Lord Renton

My Lords, will the Government bear in mind that mentally disordered people are of two quite distinct kinds? There are those who are mentally ill, many of whom are curable, and those who are mentally handicapped, which is an incurable condition. Those who are severely handicapped mentally have not a clue about what they are doing and need to be dealt with quite differently from others.

Lord Williams of Mostyn

My Lords, I entirely accept that proposition. One would have thought that those in the category of serious mental illness identified by the noble Lord have no place in prison in the first place. I am very conscious of that. One needs to bear in mind that the figure I gave to the noble Lord, Lord Hooson, includes psychiatric diagnosis relating to substance dependency or abuse. So the spectrum we are looking at, as the noble Lord, Lord Renton, indicated, is a very wide one indeed.

Lord Pearson of Rannoch

My Lords, does the Minister accept that a large part of this problem is that the pendulum has swung too far in favour of care in the community and too far away from the long-stay institutions referred to in the supplementary question of the noble Lord, Lord Hooson? If that is so, as seems indisputable, will the Government consider giving greater encouragement to village community-type institutions for both mentally ill and mentally handicapped offenders instead of allowing local services to pursue their abolition?

Lord Williams of Mostyn

My Lords, the noble Lord's point is well made. Indeed, before the general election many of us on all sides of the House were on occasions bitterly critical of care in the community, when there seemed to be little community and precious little care for those who needed both. I shall certainly transmit the noble Lord's suggestion to the joint working group.

Lord Hutchinson of Lullington

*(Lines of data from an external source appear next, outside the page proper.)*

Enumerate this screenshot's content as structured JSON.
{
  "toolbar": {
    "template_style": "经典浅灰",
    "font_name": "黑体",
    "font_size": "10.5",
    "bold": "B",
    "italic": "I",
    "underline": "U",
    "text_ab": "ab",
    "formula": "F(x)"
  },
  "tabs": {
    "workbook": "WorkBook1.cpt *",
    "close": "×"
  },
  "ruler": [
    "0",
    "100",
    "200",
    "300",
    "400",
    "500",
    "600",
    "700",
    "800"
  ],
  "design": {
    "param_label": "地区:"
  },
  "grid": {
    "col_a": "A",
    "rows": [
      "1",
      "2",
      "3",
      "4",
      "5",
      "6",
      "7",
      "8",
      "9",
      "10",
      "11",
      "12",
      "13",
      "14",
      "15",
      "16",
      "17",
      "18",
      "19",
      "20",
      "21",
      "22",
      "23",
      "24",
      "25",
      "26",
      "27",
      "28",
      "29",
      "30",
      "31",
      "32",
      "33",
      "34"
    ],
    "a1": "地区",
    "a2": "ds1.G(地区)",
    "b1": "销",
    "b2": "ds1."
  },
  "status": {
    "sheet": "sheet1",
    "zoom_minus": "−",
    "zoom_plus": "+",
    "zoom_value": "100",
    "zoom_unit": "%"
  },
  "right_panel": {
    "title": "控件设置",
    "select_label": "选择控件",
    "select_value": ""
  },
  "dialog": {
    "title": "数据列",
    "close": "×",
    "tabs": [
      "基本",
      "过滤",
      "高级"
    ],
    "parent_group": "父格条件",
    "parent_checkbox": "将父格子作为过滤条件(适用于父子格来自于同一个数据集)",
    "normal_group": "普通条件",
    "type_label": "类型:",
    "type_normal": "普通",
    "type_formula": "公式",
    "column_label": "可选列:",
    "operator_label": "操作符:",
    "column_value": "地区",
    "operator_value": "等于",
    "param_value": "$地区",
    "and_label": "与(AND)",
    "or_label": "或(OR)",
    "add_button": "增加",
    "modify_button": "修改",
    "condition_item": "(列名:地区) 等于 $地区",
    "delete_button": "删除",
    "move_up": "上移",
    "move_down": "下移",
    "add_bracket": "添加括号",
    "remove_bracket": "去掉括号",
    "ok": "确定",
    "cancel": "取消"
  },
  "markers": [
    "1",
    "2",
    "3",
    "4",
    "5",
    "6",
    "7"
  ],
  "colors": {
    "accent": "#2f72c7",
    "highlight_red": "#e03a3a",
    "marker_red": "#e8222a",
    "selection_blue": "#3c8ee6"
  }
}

My Lords, does the Minister agree that the background to this Question is that there are more persons in prison in this country awaiting trial in proportion to the total population than in any other country in Western Europe? As we have heard, 40 per cent. of them are not there because they are dangerous or because they have allegedly committed serious offences but because they are in need of psychiatric help or because they are homeless. Is it not true that the Home Office has established in its research that the use of prisons as assessment centres in this way is inhumane, expensive and ineffective? Can the Government do something about this now, as it does not require legislation and it does not require money? All it requires is some political effort.

Lord Williams of Mostyn

My Lords, I do not think the solutions the noble Lord points to are without demand on resources. This requires more than political determination and imagination. Certainly, the deeply troubling question of prisoners on remand is one that the Home Secretary is addressing urgently, because he is intent on reducing delays in the system. That is not a total answer to the noble Lord's question, the thrust of which I largely endorse.